“I resigned based on the fact that this was a personal indiscretion,” said Kelly, who is married. “Even though there was no wrongdoing, it just didn’t pass the ethics smell test.”
The Gray administration said Tuesday that Kelly, 58, had disclosed the circumstances of his departure before his hire. “Michael made a personal mistake,” said an administration statement. “He is a talented and committed public servant who is dedicated to expanding affordable housing in the District, and we stand behind his nomination.”
Kelly said he told Gray (D) that he wanted to return to Washington for “family reasons” — the same explanation he gave Philadelphia reporters when his resignation was made public Friday — but did not mention the affair, which he said ended months ago.
“I didn’t lie to him, but I didn’t go into detail,” Kelly said, adding that he informed the mayor’s chief of staff, Christopher Murphy, immediately after his conversation with Gray.
Philadelphia’s WPVI-TV first reported that Kelly’s resignation was related to a “consensual affair” he’d had with a senior aide. The station reported that staffers under Kelly complained to the U.S. Department of Housing and Urban Development about the affair. Their allegations included that he had approved raises for the woman “despite having little or no credentials for the post.”
Kelly said the woman, who was employed by the authority when he became its director, was qualified for the posts she held. He said he promoted her to an acting position but did not give her a raise.
The authority’s inspector general investigated the allegations earlier this year and reported to HUD, which oversees the Philadelphia authority as a receiver.
Jerry Brown, a HUD spokesman, said the probe determined that Kelly had engaged in an “improper relationship” but found nothing to substantiate other allegations. “We’ve heard everything from a raise to an individual receiving hush money,” he said. “None of that appears to be true at all.”
But the improper relationship was enough for HUD to accept Kelly’s resignation, Brown said, given that the Philadelphia authority is still recovering from reports of rampant sexual harassment by its previous executive director. Carl R. Greene was suspended and fired in 2010 after it was disclosed that he had settled a series of harassment lawsuits without informing the PHA board.
Stephen Z. Chertkof, a Washington lawyer whose practice focuses on workplace issues, said a consensual relationship “doesn’t violate the law, but it could violate policy.”
“If they were trying to conceal it and committed acts of dishonesty to conceal it, that’s also cause for concern,” he said.
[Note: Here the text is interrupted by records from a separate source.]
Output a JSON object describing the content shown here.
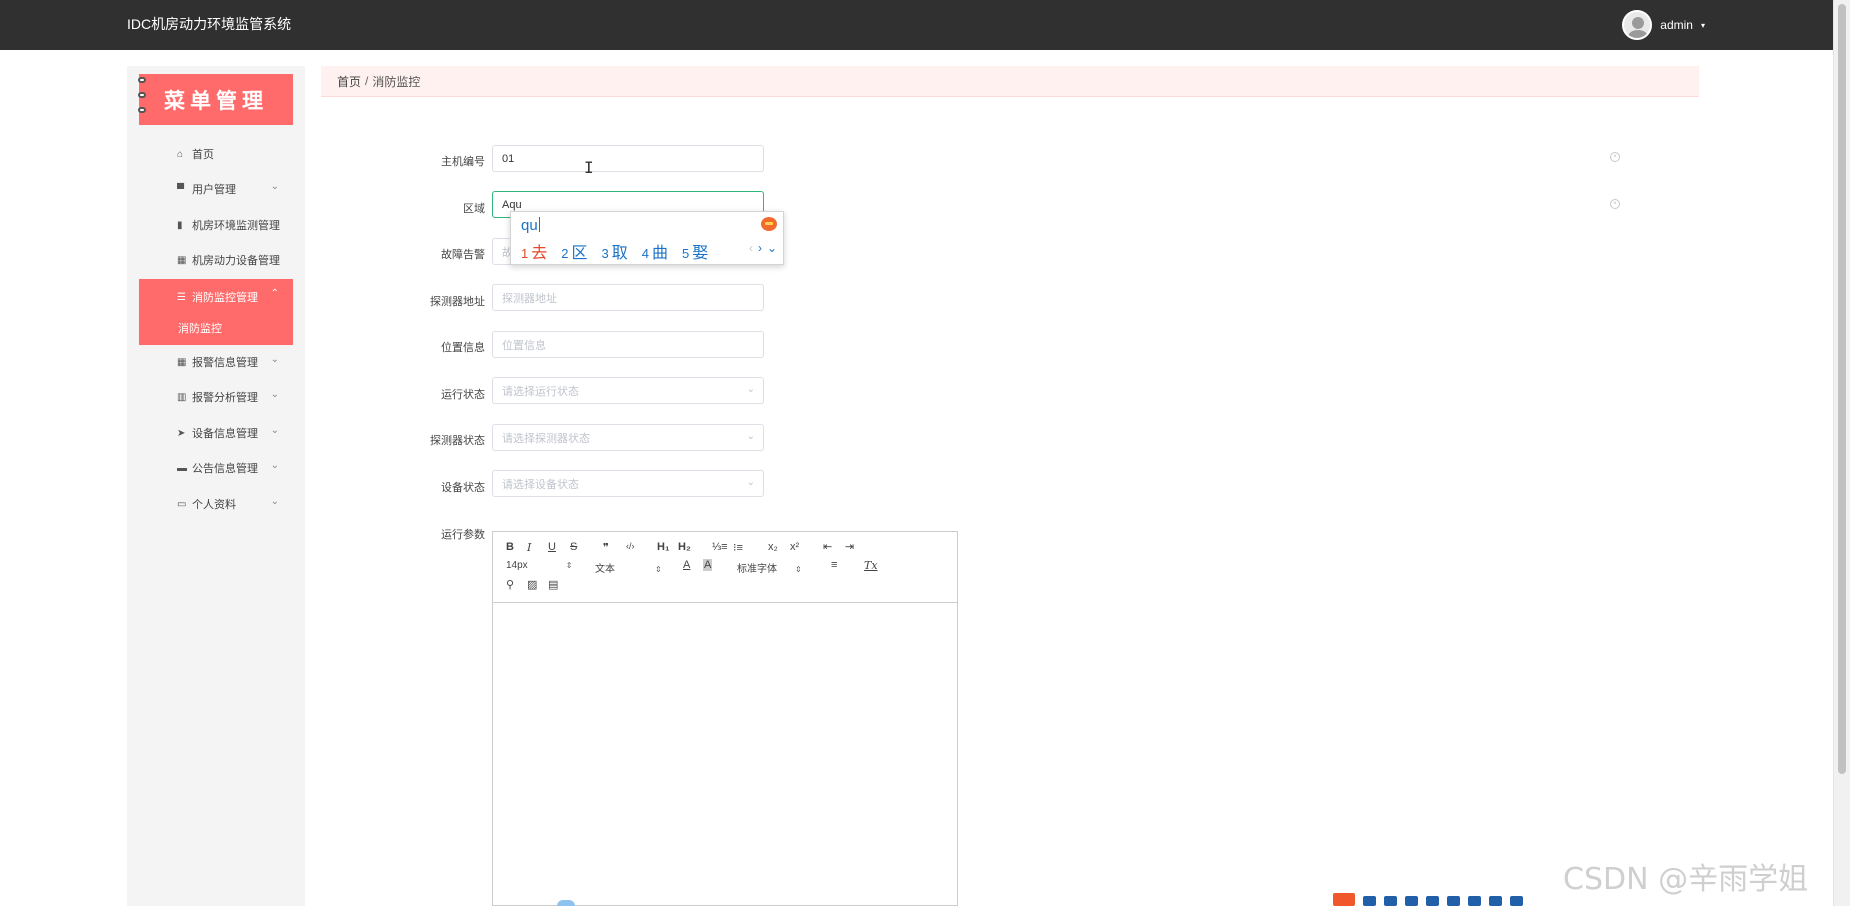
{
  "header": {
    "app_title": "IDC机房动力环境监管系统",
    "user_name": "admin",
    "user_caret": "▾"
  },
  "sidebar": {
    "banner_title": "菜单管理",
    "items": [
      {
        "label": "首页",
        "icon": "home-icon",
        "glyph": "⌂",
        "has_chevron": false
      },
      {
        "label": "用户管理",
        "icon": "comment-icon",
        "glyph": "▀",
        "has_chevron": true
      },
      {
        "label": "机房环境监测管理",
        "icon": "book-icon",
        "glyph": "▮",
        "has_chevron": false
      },
      {
        "label": "机房动力设备管理",
        "icon": "grid-icon",
        "glyph": "▦",
        "has_chevron": false
      },
      {
        "label": "消防监控管理",
        "icon": "list-icon",
        "glyph": "☰",
        "has_chevron": true,
        "active": true
      },
      {
        "label": "报警信息管理",
        "icon": "grid-icon",
        "glyph": "▦",
        "has_chevron": true
      },
      {
        "label": "报警分析管理",
        "icon": "bar-chart-icon",
        "glyph": "▥",
        "has_chevron": true
      },
      {
        "label": "设备信息管理",
        "icon": "send-icon",
        "glyph": "➤",
        "has_chevron": true
      },
      {
        "label": "公告信息管理",
        "icon": "ticket-icon",
        "glyph": "▬",
        "has_chevron": true
      },
      {
        "label": "个人资料",
        "icon": "card-icon",
        "glyph": "▭",
        "has_chevron": true
      }
    ],
    "active_sub": "消防监控",
    "chevron_down": "⌄",
    "chevron_up": "⌃"
  },
  "breadcrumb": {
    "home": "首页",
    "separator": "/",
    "current": "消防监控"
  },
  "form": {
    "host_no": {
      "label": "主机编号",
      "value": "01"
    },
    "area": {
      "label": "区域",
      "value": "Aqu"
    },
    "fault_alarm": {
      "label": "故障告警",
      "placeholder": "故"
    },
    "detector_addr": {
      "label": "探测器地址",
      "placeholder": "探测器地址"
    },
    "location": {
      "label": "位置信息",
      "placeholder": "位置信息"
    },
    "run_status": {
      "label": "运行状态",
      "placeholder": "请选择运行状态"
    },
    "detector_status": {
      "label": "探测器状态",
      "placeholder": "请选择探测器状态"
    },
    "device_status": {
      "label": "设备状态",
      "placeholder": "请选择设备状态"
    },
    "run_params": {
      "label": "运行参数"
    }
  },
  "ime": {
    "composition": "qu",
    "candidates": [
      {
        "num": "1",
        "text": "去"
      },
      {
        "num": "2",
        "text": "区"
      },
      {
        "num": "3",
        "text": "取"
      },
      {
        "num": "4",
        "text": "曲"
      },
      {
        "num": "5",
        "text": "娶"
      }
    ],
    "prev": "‹",
    "next": "›",
    "expand": "⌄"
  },
  "editor": {
    "font_size": "14px",
    "paragraph": "文本",
    "font_family": "标准字体",
    "bold": "B",
    "italic": "I",
    "underline": "U",
    "strike": "S",
    "quote": "❞",
    "code": "‹/›",
    "h1": "H₁",
    "h2": "H₂",
    "ol": "⅓≡",
    "ul": "⁝≡",
    "sub": "x₂",
    "sup": "x²",
    "indent_out": "⇤",
    "indent_in": "⇥",
    "font_color": "A",
    "bg_color": "A",
    "align": "≡",
    "clear_format": "Tx",
    "link": "⚲",
    "image": "▨",
    "video": "▤",
    "updown": "⇕"
  },
  "watermark": "CSDN @辛雨学姐"
}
Kelly said he formally resigned in late March, shortly after the investigation concluded, and searched for jobs in Washington. His resignation was not made public until a PHA board meeting Friday.
Gray is known to have been an admirer of Kelly’s from his nine years leading the D.C. Housing Authority, ending in 2009. Kelly said he’d considered job opportunities in the Gray administration shortly after his 2010 election but demurred after he was asked to take the Philadelphia job.
A spokesman for Philadelphia Mayor Michael A. Nutter said Monday that Kelly had made “real progress” there. That sentiment was echoed by HUD’s Brown: “It was just a mistake, a relationship that just shouldn’t happen within the workplace,” he said. “It’s unfortunate, because Michael had accomplished a lot at the Housing authority.”
Kelly is looking at a $60,000 pay cut, to $165,000 from $225,000, in moving from his Philadelphia job to head the D.C. Department of Housing and Community Development.
WPVI reported that the woman “suddenly resigned three weeks ago and went back to her native country.” Kelly confirmed that the woman had left the Philadelphia authority.
The affair is the latest in a series of issues raised about Gray’s appointees. Most recently, his pick for deputy chief of staff was forced to withdraw last year over concerns about her voting record. But Kelly has strong local political and business ties and maintains a good reputation here. His nomination won plaudits Monday from affordable housing advocates in the city.
D.C. Council Chairman Phil Mendelson (D-At Large) said he wants to hear more details about what transpired in Philadelphia, but otherwise has a good impression of Kelly.
“When Michael Kelly left the District, there were many who felt it was a loss,” Mendelson said. “Michael Kelly made enormous improvements to D.C. public housing, so as a person with expertise in this area, he is an excellent candidate.”
Mendelson said the council will hold a hearing on the nomination, at which “whatever personal allegations are substantiated” can be discussed.
“At the hearing, people can come forward and argue whatever personal issues they feel should be disqualifying,” Mendelson said. “But perhaps no one will come forward and argue anything.”
Staff writer Tim Craig contributed to this report.